Elderly people exposed to aircraft noise may be at an increased risk of being hospitalized for cardiovascular disease, according to a new study from Harvard School of Public Health and Boston University School of Public Health.
The researchers found that, on average, zip codes with a 10-decibel or higher aircraft noise had a 3.5 percent higher hospitalization rates than those not living close to an airport. There was some evidence that suggests those living above 55 decibels were at an even higher risk of developing cardiovascular disease.
According to accplanning.org, Hill Air Force Base's baseline decibel level is 65. F-16s in various aspects of flight generate 81 to 95 decibels, the planning documents say. The next generation F-35, coming to Hill within a few years, will generate 84 to 116 decibels.
"There have been a number of studies that have looked at how aircraft noise can affect things like blood pressure or stress or sleep deprivation, and all these things can influence cardiovascular health," said Jonathan Levy, co-author of the study. "So we were interested if we saw an association with cardiovascular hospitalization."

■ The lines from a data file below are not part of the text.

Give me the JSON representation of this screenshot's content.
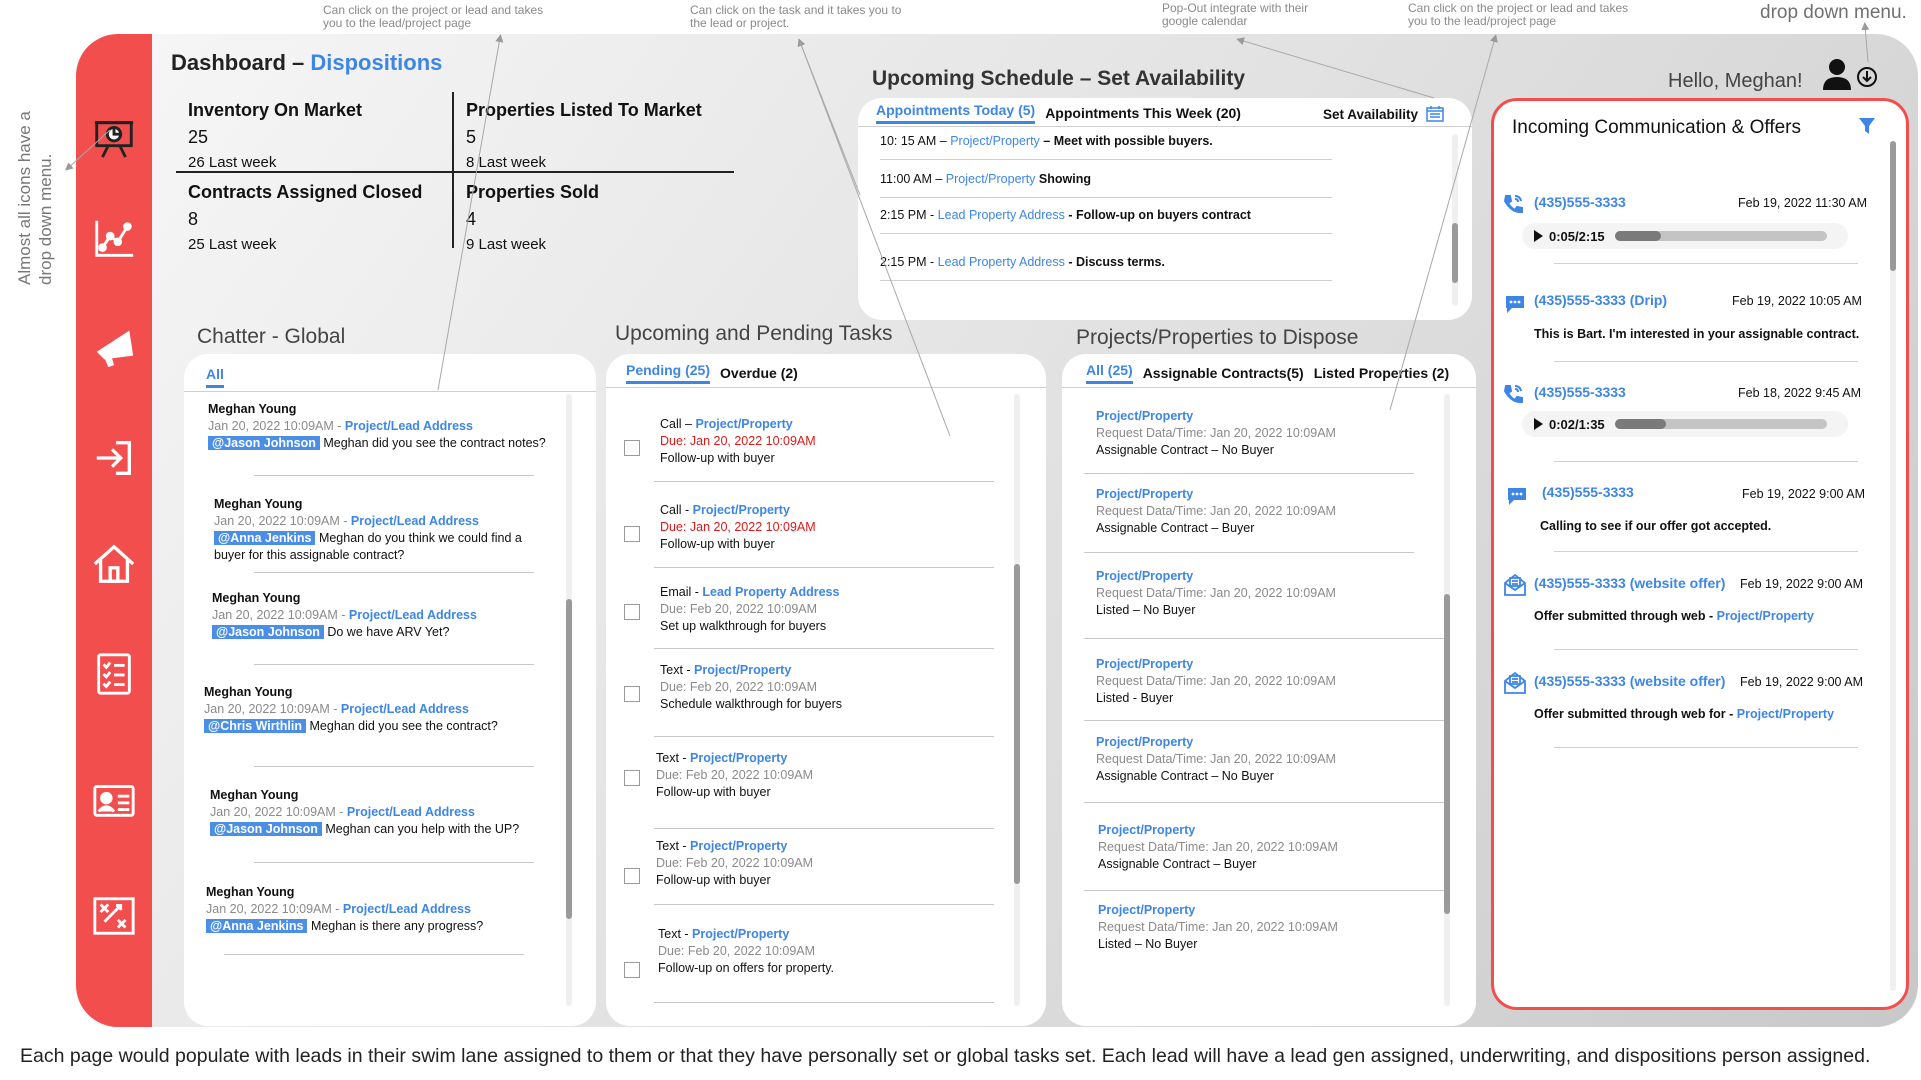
{
  "annotations": {
    "top1": "Can click on the project or lead and takes you to the lead/project page",
    "top2": "Can click on the task and it takes you to the lead or project.",
    "top3": "Pop-Out integrate with their google calendar",
    "top4": "Can click on the project or lead and takes you to the lead/project page",
    "top5": "drop down menu.",
    "side": "Almost all icons have a drop down menu.",
    "footer": "Each page would populate with leads in their swim lane assigned to them or that they have personally set or global tasks set. Each lead will have a lead gen assigned, underwriting, and dispositions person assigned."
  },
  "header": {
    "title_prefix": "Dashboard – ",
    "title_page": "Dispositions",
    "greeting": "Hello, Meghan!"
  },
  "sidebar_icons": [
    "presentation-icon",
    "analytics-icon",
    "megaphone-icon",
    "sign-in-icon",
    "home-icon",
    "checklist-icon",
    "contact-card-icon",
    "strategy-icon"
  ],
  "kpis": [
    {
      "label": "Inventory On Market",
      "value": "25",
      "sub": "26 Last week"
    },
    {
      "label": "Properties Listed To Market",
      "value": "5",
      "sub": "8 Last week"
    },
    {
      "label": "Contracts Assigned Closed",
      "value": "8",
      "sub": "25 Last week"
    },
    {
      "label": "Properties Sold",
      "value": "4",
      "sub": "9 Last week"
    }
  ],
  "schedule": {
    "title": "Upcoming Schedule – Set Availability",
    "tab_today": "Appointments Today (5)",
    "tab_week": "Appointments This Week (20)",
    "set_availability": "Set Availability",
    "rows": [
      {
        "time": "10: 15 AM – ",
        "link": "Project/Property",
        "text": " – Meet with possible buyers."
      },
      {
        "time": "11:00 AM – ",
        "link": "Project/Property",
        "text": "  Showing"
      },
      {
        "time": "2:15 PM - ",
        "link": "Lead Property Address",
        "text": "  -  Follow-up on buyers contract"
      },
      {
        "time": "2:15 PM - ",
        "link": "Lead Property Address",
        "text": "  -  Discuss terms."
      }
    ]
  },
  "chatter": {
    "title": "Chatter - Global",
    "tab_all": "All",
    "items": [
      {
        "name": "Meghan Young",
        "date": "Jan 20, 2022  10:09AM - ",
        "link": "Project/Lead Address",
        "mention": "@Jason Johnson",
        "msg": " Meghan did you see the contract notes?"
      },
      {
        "name": "Meghan Young",
        "date": "Jan 20, 2022  10:09AM - ",
        "link": "Project/Lead Address",
        "mention": "@Anna Jenkins",
        "msg": " Meghan do you think we could find a buyer for this assignable contract?"
      },
      {
        "name": "Meghan Young",
        "date": "Jan 20, 2022  10:09AM - ",
        "link": "Project/Lead Address",
        "mention": "@Jason Johnson",
        "msg": " Do we have ARV Yet?"
      },
      {
        "name": "Meghan Young",
        "date": "Jan 20, 2022  10:09AM - ",
        "link": "Project/Lead Address",
        "mention": "@Chris Wirthlin",
        "msg": " Meghan did you see the contract?"
      },
      {
        "name": "Meghan Young",
        "date": "Jan 20, 2022  10:09AM - ",
        "link": "Project/Lead Address",
        "mention": "@Jason Johnson",
        "msg": " Meghan can you help with the UP?"
      },
      {
        "name": "Meghan Young",
        "date": "Jan 20, 2022  10:09AM - ",
        "link": "Project/Lead Address",
        "mention": "@Anna Jenkins",
        "msg": " Meghan is there any progress?"
      }
    ]
  },
  "tasks": {
    "title": "Upcoming and Pending Tasks",
    "tab_pending": "Pending (25)",
    "tab_overdue": "Overdue (2)",
    "items": [
      {
        "type": "Call – ",
        "link": "Project/Property",
        "due": "Due: Jan 20, 2022  10:09AM",
        "overdue": true,
        "desc": "Follow-up with buyer"
      },
      {
        "type": "Call - ",
        "link": "Project/Property",
        "due": "Due: Jan 20, 2022  10:09AM",
        "overdue": true,
        "desc": "Follow-up with buyer"
      },
      {
        "type": "Email - ",
        "link": "Lead Property Address",
        "due": "Due: Feb 20, 2022  10:09AM",
        "overdue": false,
        "desc": "Set up walkthrough for buyers"
      },
      {
        "type": "Text - ",
        "link": "Project/Property",
        "due": "Due: Feb 20, 2022  10:09AM",
        "overdue": false,
        "desc": "Schedule walkthrough for buyers"
      },
      {
        "type": "Text - ",
        "link": "Project/Property",
        "due": "Due: Feb 20, 2022  10:09AM",
        "overdue": false,
        "desc": "Follow-up with buyer"
      },
      {
        "type": "Text - ",
        "link": "Project/Property",
        "due": "Due: Feb 20, 2022  10:09AM",
        "overdue": false,
        "desc": "Follow-up with buyer"
      },
      {
        "type": "Text - ",
        "link": "Project/Property",
        "due": "Due: Feb 20, 2022  10:09AM",
        "overdue": false,
        "desc": "Follow-up on offers for property."
      }
    ]
  },
  "projects": {
    "title": "Projects/Properties to Dispose",
    "tab_all": "All (25)",
    "tab_assignable": "Assignable Contracts(5)",
    "tab_listed": "Listed Properties (2)",
    "items": [
      {
        "link": "Project/Property",
        "req": "Request Data/Time: Jan 20, 2022  10:09AM",
        "status": "Assignable Contract – No Buyer"
      },
      {
        "link": "Project/Property",
        "req": "Request Data/Time: Jan 20, 2022  10:09AM",
        "status": "Assignable Contract – Buyer"
      },
      {
        "link": "Project/Property",
        "req": "Request Data/Time: Jan 20, 2022  10:09AM",
        "status": "Listed – No Buyer"
      },
      {
        "link": "Project/Property",
        "req": "Request Data/Time: Jan 20, 2022  10:09AM",
        "status": "Listed - Buyer"
      },
      {
        "link": "Project/Property",
        "req": "Request Data/Time: Jan 20, 2022  10:09AM",
        "status": "Assignable Contract – No Buyer"
      },
      {
        "link": "Project/Property",
        "req": "Request Data/Time: Jan 20, 2022  10:09AM",
        "status": "Assignable Contract – Buyer"
      },
      {
        "link": "Project/Property",
        "req": "Request Data/Time: Jan 20, 2022  10:09AM",
        "status": "Listed – No Buyer"
      }
    ]
  },
  "communication": {
    "title": "Incoming Communication & Offers",
    "items": [
      {
        "icon": "phone-call-icon",
        "phone": "(435)555-3333",
        "date": "Feb 19, 2022  11:30 AM",
        "audio": "0:05/2:15",
        "progress": 0.22
      },
      {
        "icon": "message-icon",
        "phone": "(435)555-3333 (Drip)",
        "date": "Feb 19, 2022  10:05 AM",
        "text": "This is Bart. I'm interested in your assignable contract."
      },
      {
        "icon": "phone-call-icon",
        "phone": "(435)555-3333",
        "date": "Feb 18, 2022  9:45 AM",
        "audio": "0:02/1:35",
        "progress": 0.24
      },
      {
        "icon": "message-icon",
        "phone": "(435)555-3333",
        "date": "Feb 19, 2022  9:00 AM",
        "text": "Calling to see if our offer got accepted."
      },
      {
        "icon": "envelope-offer-icon",
        "phone": "(435)555-3333 (website offer)",
        "date": "Feb 19, 2022  9:00 AM",
        "text": "Offer submitted through web - ",
        "link": "Project/Property"
      },
      {
        "icon": "envelope-offer-icon",
        "phone": "(435)555-3333 (website offer)",
        "date": "Feb 19, 2022  9:00 AM",
        "text": "Offer submitted through web for - ",
        "link": "Project/Property"
      }
    ]
  },
  "colors": {
    "accent": "#3d86e6",
    "sidebar": "#f24e4e",
    "overdue": "#e01818"
  }
}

The research was published alongside another study from Imperial College of London which showed an increased risk in strokes, coronary heart disease and cardiovascular disease among 3.6 million residents living near London Heathrow airport. Levy's study analyzed data from the Federal Aviation Administrations concerning aircraft noise emitted from 89 airports in the United States. He and his team gathered information on cardiovascular hospitalization rates of around six million people on Medicare living close to these airports.

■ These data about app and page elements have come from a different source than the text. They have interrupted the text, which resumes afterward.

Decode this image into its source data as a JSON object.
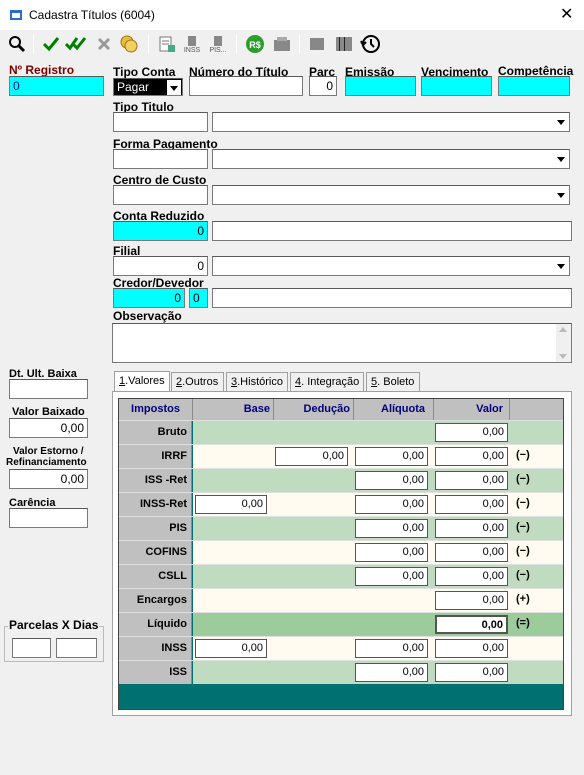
{
  "window": {
    "title": "Cadastra Títulos (6004)",
    "close_glyph": "✕"
  },
  "toolbar": {
    "icons": [
      "search-icon",
      "check-icon",
      "double-check-icon",
      "cancel-icon",
      "coins-icon",
      "calc-doc-icon",
      "inss-icon",
      "pis-icon",
      "money-icon",
      "wallet-icon",
      "doc-icon",
      "barcode-icon",
      "history-icon"
    ],
    "inss_label": "INSS",
    "pis_label": "PIS..."
  },
  "form": {
    "nregistro_label": "Nº Registro",
    "nregistro_value": "0",
    "tipo_conta_label": "Tipo Conta",
    "tipo_conta_value": "Pagar",
    "numero_titulo_label": "Número do Título",
    "numero_titulo_value": "",
    "parc_label": "Parc",
    "parc_value": "0",
    "emissao_label": "Emissão",
    "vencimento_label": "Vencimento",
    "competencia_label": "Competência",
    "tipo_titulo_label": "Tipo Titulo",
    "forma_pagamento_label": "Forma Pagamento",
    "centro_custo_label": "Centro de Custo",
    "conta_reduzido_label": "Conta Reduzido",
    "conta_reduzido_value": "0",
    "filial_label": "Filial",
    "filial_value": "0",
    "credor_label": "Credor/Devedor",
    "credor_value": "0",
    "credor_value2": "0",
    "observacao_label": "Observação"
  },
  "left": {
    "dt_ult_baixa_label": "Dt. Ult. Baixa",
    "valor_baixado_label": "Valor Baixado",
    "valor_baixado_value": "0,00",
    "valor_estorno_label_1": "Valor Estorno /",
    "valor_estorno_label_2": "Refinanciamento",
    "valor_estorno_value": "0,00",
    "carencia_label": "Carência",
    "parcelas_label": "Parcelas X Dias"
  },
  "tabs": [
    {
      "num": "1",
      "label": ".Valores"
    },
    {
      "num": "2",
      "label": ".Outros"
    },
    {
      "num": "3",
      "label": ".Histórico"
    },
    {
      "num": "4",
      "label": ". Integração"
    },
    {
      "num": "5",
      "label": ". Boleto"
    }
  ],
  "grid": {
    "headers": [
      "Impostos",
      "Base",
      "Dedução",
      "Alíquota",
      "Valor"
    ],
    "rows": [
      {
        "name": "Bruto",
        "base": null,
        "deducao": null,
        "aliquota": null,
        "valor": "0,00",
        "sign": ""
      },
      {
        "name": "IRRF",
        "base": null,
        "deducao": "0,00",
        "aliquota": "0,00",
        "valor": "0,00",
        "sign": "(−)"
      },
      {
        "name": "ISS -Ret",
        "base": null,
        "deducao": null,
        "aliquota": "0,00",
        "valor": "0,00",
        "sign": "(−)"
      },
      {
        "name": "INSS-Ret",
        "base": "0,00",
        "deducao": null,
        "aliquota": "0,00",
        "valor": "0,00",
        "sign": "(−)"
      },
      {
        "name": "PIS",
        "base": null,
        "deducao": null,
        "aliquota": "0,00",
        "valor": "0,00",
        "sign": "(−)"
      },
      {
        "name": "COFINS",
        "base": null,
        "deducao": null,
        "aliquota": "0,00",
        "valor": "0,00",
        "sign": "(−)"
      },
      {
        "name": "CSLL",
        "base": null,
        "deducao": null,
        "aliquota": "0,00",
        "valor": "0,00",
        "sign": "(−)"
      },
      {
        "name": "Encargos",
        "base": null,
        "deducao": null,
        "aliquota": null,
        "valor": "0,00",
        "sign": "(+)"
      },
      {
        "name": "Líquido",
        "base": null,
        "deducao": null,
        "aliquota": null,
        "valor": "0,00",
        "sign": "(=)"
      },
      {
        "name": "INSS",
        "base": "0,00",
        "deducao": null,
        "aliquota": "0,00",
        "valor": "0,00",
        "sign": ""
      },
      {
        "name": "ISS",
        "base": null,
        "deducao": null,
        "aliquota": "0,00",
        "valor": "0,00",
        "sign": ""
      }
    ]
  },
  "colors": {
    "cyan": "#00ffff",
    "grid_green": "#c0dcc0",
    "grid_cream": "#fffbf0",
    "grid_bg": "#007070",
    "liquido": "#9ccc9c"
  }
}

"It was surprising to find that living close to an airport, and therefore being exposed to aircraft noise, can adversely affect your cardiovascular health, even beyond exposure to air pollution and traffic noise," said Francesca Dominici, senior author of the study.
More people die from cardiovascular disease every year than from any other cause, according to the World Health Organization. Approximately 9 million people die every year from cardiovascular related diseases and that number is expected to reach 23.3 million by the year 2030.

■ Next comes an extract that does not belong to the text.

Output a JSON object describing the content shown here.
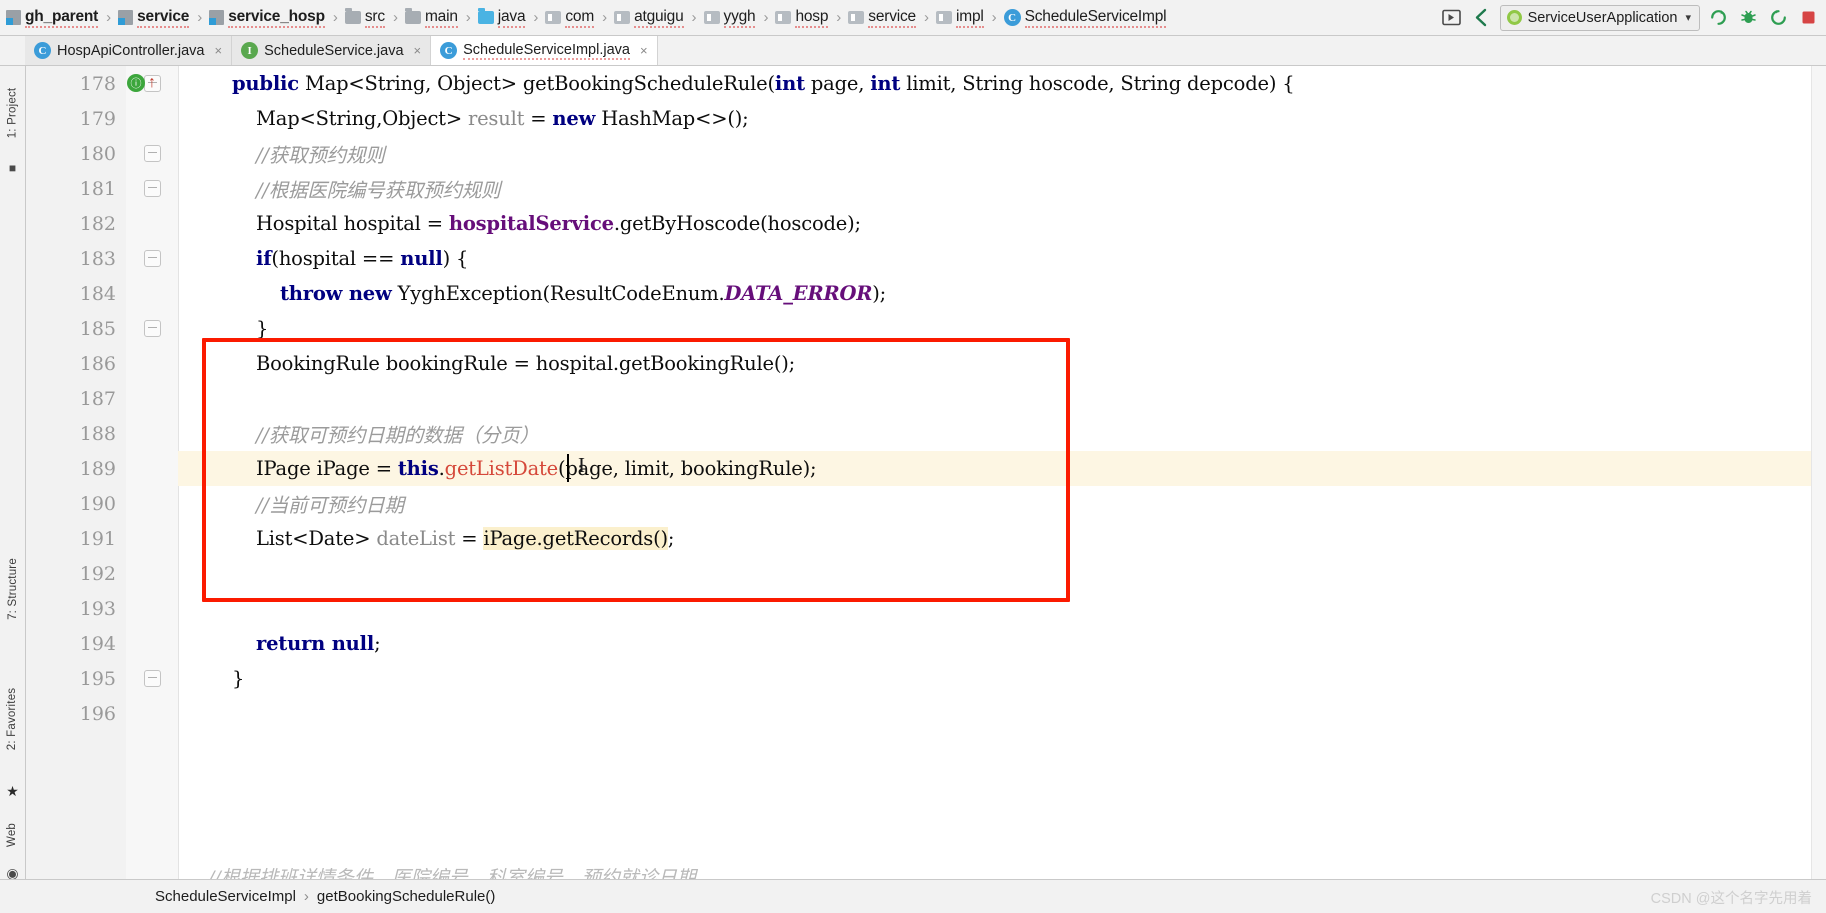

Dr. Philip Dattilo, a cardiologist at McKay-Dee Hospital, said the study seems plausible. However, he hasn't seen any patients connected with the concern.
"Hard to know what to do with this kind of data. Generally speaking, telling someone to move doesn't have much impact," he said.
Given the results of the study, researchers say they hope residents as well as transportation officials will consider taking precautionary measures in order to reduce the potentially harmful effects aircraft noise may have on people.
"Our study was not meant to evaluate interventions, but I think there are clearly things that can be done to reduce exposures to aircraft noise, such as soundproofing of homes that are close to airports, measures that can be taken by the FAA or others to reduce the noise of their aircraft," Levy said. "This certainly could be a beneficial health measure."